Records from a collection
----
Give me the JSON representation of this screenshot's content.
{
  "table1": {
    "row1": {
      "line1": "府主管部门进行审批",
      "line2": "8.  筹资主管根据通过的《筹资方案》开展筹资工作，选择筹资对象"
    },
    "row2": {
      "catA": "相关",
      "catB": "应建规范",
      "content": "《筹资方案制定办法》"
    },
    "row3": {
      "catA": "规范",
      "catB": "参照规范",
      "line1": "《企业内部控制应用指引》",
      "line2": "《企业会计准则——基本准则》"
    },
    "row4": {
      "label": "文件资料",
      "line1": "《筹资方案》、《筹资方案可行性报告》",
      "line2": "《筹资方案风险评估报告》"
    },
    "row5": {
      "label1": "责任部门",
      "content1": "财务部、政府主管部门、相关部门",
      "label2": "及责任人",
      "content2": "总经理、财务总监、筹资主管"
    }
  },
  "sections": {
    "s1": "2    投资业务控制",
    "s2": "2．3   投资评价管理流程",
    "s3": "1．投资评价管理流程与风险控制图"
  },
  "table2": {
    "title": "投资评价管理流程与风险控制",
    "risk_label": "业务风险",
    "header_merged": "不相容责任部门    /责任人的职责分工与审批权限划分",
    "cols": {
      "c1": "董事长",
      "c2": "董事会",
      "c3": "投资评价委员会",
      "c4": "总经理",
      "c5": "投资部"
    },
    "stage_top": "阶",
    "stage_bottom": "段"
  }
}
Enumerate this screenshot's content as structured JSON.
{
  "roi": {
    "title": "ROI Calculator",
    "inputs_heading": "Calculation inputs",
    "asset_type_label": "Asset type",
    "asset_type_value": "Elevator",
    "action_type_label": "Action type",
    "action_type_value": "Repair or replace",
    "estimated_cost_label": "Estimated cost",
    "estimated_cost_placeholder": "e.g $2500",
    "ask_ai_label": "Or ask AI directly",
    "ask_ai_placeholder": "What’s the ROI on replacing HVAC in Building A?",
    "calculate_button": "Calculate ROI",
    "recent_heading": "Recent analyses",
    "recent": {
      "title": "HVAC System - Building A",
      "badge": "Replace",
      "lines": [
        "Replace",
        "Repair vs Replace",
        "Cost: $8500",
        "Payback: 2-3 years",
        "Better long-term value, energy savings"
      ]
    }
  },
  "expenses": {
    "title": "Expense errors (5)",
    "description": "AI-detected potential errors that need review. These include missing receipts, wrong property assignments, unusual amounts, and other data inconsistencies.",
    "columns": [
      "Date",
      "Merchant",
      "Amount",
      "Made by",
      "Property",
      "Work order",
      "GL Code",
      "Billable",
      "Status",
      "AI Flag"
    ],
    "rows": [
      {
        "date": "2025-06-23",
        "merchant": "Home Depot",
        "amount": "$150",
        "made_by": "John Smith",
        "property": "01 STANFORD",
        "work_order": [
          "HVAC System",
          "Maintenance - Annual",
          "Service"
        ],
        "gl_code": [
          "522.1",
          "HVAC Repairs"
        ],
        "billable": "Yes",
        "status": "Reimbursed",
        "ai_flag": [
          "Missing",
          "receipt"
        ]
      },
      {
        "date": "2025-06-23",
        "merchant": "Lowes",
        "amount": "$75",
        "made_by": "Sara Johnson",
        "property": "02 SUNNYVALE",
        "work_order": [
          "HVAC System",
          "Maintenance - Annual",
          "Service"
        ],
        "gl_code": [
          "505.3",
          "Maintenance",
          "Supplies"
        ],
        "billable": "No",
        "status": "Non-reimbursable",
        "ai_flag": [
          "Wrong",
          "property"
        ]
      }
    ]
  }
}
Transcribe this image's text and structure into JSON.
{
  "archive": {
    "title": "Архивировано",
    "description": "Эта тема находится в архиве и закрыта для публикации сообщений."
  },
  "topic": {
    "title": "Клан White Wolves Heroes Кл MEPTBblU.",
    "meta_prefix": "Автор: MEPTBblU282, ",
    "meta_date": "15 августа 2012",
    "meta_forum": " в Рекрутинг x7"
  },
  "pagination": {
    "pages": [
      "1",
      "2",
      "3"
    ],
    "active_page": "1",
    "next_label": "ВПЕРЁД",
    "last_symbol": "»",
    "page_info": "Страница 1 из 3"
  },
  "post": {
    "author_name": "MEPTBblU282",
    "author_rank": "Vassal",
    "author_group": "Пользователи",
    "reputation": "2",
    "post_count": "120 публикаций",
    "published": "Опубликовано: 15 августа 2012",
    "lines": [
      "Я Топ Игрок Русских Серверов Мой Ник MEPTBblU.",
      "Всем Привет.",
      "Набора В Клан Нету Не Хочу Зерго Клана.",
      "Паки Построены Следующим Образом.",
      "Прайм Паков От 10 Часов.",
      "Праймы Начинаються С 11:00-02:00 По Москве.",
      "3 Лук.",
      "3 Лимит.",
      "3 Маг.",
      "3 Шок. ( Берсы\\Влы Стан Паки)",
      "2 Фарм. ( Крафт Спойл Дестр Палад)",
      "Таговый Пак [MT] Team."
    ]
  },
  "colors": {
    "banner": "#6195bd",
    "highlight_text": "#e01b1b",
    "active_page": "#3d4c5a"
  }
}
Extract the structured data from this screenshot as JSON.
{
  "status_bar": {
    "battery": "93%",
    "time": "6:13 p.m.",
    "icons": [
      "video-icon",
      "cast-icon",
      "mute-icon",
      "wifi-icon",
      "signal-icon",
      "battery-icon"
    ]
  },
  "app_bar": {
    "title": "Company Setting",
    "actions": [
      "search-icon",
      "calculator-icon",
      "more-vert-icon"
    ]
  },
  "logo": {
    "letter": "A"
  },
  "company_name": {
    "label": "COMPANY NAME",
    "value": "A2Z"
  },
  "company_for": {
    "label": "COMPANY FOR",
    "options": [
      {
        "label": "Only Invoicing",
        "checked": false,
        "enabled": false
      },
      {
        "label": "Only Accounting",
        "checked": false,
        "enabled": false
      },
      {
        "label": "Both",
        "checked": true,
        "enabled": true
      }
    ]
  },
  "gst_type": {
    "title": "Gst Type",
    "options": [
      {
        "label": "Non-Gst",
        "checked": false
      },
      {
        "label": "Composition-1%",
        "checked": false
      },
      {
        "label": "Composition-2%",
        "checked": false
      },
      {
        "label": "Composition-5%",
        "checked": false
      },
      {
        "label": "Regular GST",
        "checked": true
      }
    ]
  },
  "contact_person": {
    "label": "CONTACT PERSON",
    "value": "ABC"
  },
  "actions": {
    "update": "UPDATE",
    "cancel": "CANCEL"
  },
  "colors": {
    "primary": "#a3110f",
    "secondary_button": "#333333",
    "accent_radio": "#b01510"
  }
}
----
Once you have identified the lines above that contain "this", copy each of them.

Give me the JSON representation of this screenshot's content.
Enumerate this screenshot's content as structured JSON.
Transcribe this image's text and structure into JSON.
Extract the structured data from this screenshot as JSON.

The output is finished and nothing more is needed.